  4. To evaluate the active layout against the checked Rules, click Evaluate. The Cases column is updated to show whether the document passes each Rule check.

  5. To view more detailed information about a violated Rule, click its name and then check the Instructions and Details boxes. The Instructions box shows any instructions written by the Rule creator, and the Details box provides information about the project (such as whether it has been modified since the last evaluation).

    The Layout Evaluation dialog box shows which Rules are passed and which Rules are violated.
  6. To scroll the layout to the locations where Rules are violated, click the Show Case buttons. This makes it easy to fix Rule violations.

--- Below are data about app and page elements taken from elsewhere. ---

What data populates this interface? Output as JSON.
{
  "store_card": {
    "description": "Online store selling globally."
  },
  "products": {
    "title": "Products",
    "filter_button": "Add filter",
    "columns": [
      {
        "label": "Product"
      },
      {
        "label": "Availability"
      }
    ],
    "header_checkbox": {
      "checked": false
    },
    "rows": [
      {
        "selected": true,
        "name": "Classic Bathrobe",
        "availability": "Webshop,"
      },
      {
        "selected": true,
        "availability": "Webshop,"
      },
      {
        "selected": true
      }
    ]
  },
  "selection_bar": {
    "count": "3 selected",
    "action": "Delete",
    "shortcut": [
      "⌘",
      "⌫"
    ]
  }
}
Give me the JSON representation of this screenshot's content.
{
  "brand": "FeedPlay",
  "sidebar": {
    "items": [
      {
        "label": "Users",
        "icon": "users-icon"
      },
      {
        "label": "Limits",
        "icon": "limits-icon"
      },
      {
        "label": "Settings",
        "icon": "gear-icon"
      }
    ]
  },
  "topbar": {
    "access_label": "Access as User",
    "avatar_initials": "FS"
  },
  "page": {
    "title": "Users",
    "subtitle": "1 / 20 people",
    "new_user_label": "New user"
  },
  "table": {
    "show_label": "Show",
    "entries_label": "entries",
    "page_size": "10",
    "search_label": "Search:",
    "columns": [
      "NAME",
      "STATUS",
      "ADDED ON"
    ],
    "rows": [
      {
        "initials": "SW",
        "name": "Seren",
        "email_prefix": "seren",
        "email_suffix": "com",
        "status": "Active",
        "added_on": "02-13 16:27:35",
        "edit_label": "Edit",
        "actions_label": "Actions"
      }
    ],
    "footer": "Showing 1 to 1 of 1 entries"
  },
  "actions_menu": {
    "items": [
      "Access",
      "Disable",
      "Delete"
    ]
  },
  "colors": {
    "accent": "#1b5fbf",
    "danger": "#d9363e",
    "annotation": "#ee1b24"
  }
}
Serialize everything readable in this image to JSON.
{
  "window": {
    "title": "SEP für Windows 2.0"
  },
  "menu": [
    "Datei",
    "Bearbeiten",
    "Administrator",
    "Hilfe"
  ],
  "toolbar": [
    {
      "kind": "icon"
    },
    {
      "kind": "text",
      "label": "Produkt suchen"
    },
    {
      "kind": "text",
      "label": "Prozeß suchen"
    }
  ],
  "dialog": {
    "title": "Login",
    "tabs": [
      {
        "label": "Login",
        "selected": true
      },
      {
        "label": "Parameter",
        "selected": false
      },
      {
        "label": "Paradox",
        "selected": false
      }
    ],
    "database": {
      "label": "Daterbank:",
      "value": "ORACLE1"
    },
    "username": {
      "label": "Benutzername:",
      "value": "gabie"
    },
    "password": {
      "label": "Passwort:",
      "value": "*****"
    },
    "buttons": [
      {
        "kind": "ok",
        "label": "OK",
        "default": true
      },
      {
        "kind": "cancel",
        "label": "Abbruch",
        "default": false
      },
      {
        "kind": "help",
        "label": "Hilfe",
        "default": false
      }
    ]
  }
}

You can configure QuarkXPress to automatically evaluate each layout when the project is opened, when the project is saved, when the project is closed, and when the layout is sent to output. For more information, see "Job Jackets preferences."

Job Jackets locking

To avoid having two people attempt to edit a Resource at the same time, QuarkXPress locks shared Job Jackets files under the following circumstances:

  • When the user of a project that shares a Job Jackets file displays the Edit Job Ticket dialog box (File > Job Jackets > Modify Job Ticket), QuarkXPress locks that Job Jackets file.

  • When a user displays the Job Jackets Manager dialog box (Utilities menu), QuarkXPress locks all Job Jackets files displayed in the Job Jackets Manager dialog box.

  • When the user of a project that shares a Job Jackets file creates, duplicates, edits, or deletes a Resource that is in the shared Job Jackets file, QuarkXPress locks the Job Jackets file. For example, if Tara is working in a project that shares the "Product List" Job Jackets file, and she chooses Edit > Colors and starts to modify a color that is in the project's Job Ticket, QuarkXPress locks all shared Resources in the "Product List" Job Jackets file so that only Tara can modify them.

When a Job Jackets file is locked:

  • You cannot create a project from a Job Ticket template in that Job Jackets file.

  • You cannot link a project to the Job Jackets file.

  • You cannot display the Edit Job Ticket dialog box (File > Job Jackets > Modify Job Ticket) for a project that shares the Job Jackets file.

  • You can display the Job Jackets Manager dialog box (Utilities menu), but you cannot edit the locked Job Jackets file or any of its Job Tickets.

  • You cannot edit a shared Resource in the Job Jackets file. For example, if Tara has locked the "Product List" Job Jackets file, and Samuel chooses Edit > Colors and tries to modify a color that is in the project's Job Ticket, the color is dimmed and unavailable until Tara unlocks the Job Jackets file.

  • You cannot add a layout or change the name of an existing layout in a project that shares the Job Jackets file.

  • You cannot edit a rule from the Layout Evaluation dialog box (File > Job Jackets > Evaluate Layout).

A locked Job Jackets file becomes unlocked at the following points:

  • When the user with the lock closes the Edit Job Ticket dialog box.

  • When the user with the lock closes the Job Jackets Manager dialog box.

  • When the user with the lock finishes editing a Resource that is in the shared Job Jackets file. Using the example above, this would be when Tara clicks Save or Cancel in the Colors dialog box after changing the shared color.

Because of Job Jackets locking, it is important to display Edit Job Ticket and the Job Jackets Manager dialog boxes only when necessary, and to close them as soon as you've completed any work you need to do with them.

If you display the Job Jackets Manager dialog box (Utilities menu) and find that you cannot edit the Job Jackets file associated with your project, that Job Jackets file is probably locked by another user.

Printing with JDF output

When you send a project to output, you can now indicate that a JDF file should be generated and stored wherever the output file is saved. (Note that if you are printing directly to the output device, no JDF file is generated.)

Use the JDF pane of the Print dialog box to specify that Job Jackets information be included at output in the form of a JDF-compliant XML file.